TASK INSTRUCTIONS → Look through the data below and report how many lines include "name". Only the number should be given.

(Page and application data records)
..............................
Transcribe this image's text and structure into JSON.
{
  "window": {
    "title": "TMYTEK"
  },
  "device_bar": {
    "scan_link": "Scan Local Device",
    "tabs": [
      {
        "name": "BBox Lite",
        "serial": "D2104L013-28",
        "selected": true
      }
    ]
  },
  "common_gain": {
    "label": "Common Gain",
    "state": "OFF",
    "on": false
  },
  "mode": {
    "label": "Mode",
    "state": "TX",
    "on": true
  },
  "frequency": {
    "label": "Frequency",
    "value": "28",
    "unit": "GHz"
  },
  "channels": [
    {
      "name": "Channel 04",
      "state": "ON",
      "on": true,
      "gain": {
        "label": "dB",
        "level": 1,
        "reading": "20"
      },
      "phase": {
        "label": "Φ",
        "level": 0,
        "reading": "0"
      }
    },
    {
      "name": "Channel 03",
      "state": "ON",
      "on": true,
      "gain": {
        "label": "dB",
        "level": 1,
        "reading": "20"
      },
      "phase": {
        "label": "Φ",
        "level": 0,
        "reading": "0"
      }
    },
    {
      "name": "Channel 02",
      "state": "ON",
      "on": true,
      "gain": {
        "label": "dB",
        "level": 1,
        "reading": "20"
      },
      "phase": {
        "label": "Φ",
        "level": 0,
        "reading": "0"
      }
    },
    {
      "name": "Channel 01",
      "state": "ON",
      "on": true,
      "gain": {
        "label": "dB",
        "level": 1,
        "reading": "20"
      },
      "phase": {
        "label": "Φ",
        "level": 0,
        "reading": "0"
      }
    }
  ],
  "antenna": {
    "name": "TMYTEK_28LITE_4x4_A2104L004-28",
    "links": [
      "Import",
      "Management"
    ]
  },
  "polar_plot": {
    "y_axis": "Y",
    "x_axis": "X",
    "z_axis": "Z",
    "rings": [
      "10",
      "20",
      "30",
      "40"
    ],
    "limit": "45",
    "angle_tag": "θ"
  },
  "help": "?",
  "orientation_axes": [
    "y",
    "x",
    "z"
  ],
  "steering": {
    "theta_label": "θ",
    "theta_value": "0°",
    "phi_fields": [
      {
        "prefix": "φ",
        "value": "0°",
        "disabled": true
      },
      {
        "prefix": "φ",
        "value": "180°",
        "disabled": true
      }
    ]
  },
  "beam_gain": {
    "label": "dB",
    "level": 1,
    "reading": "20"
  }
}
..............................
ANSWER FOR THIS EXERCISE → 6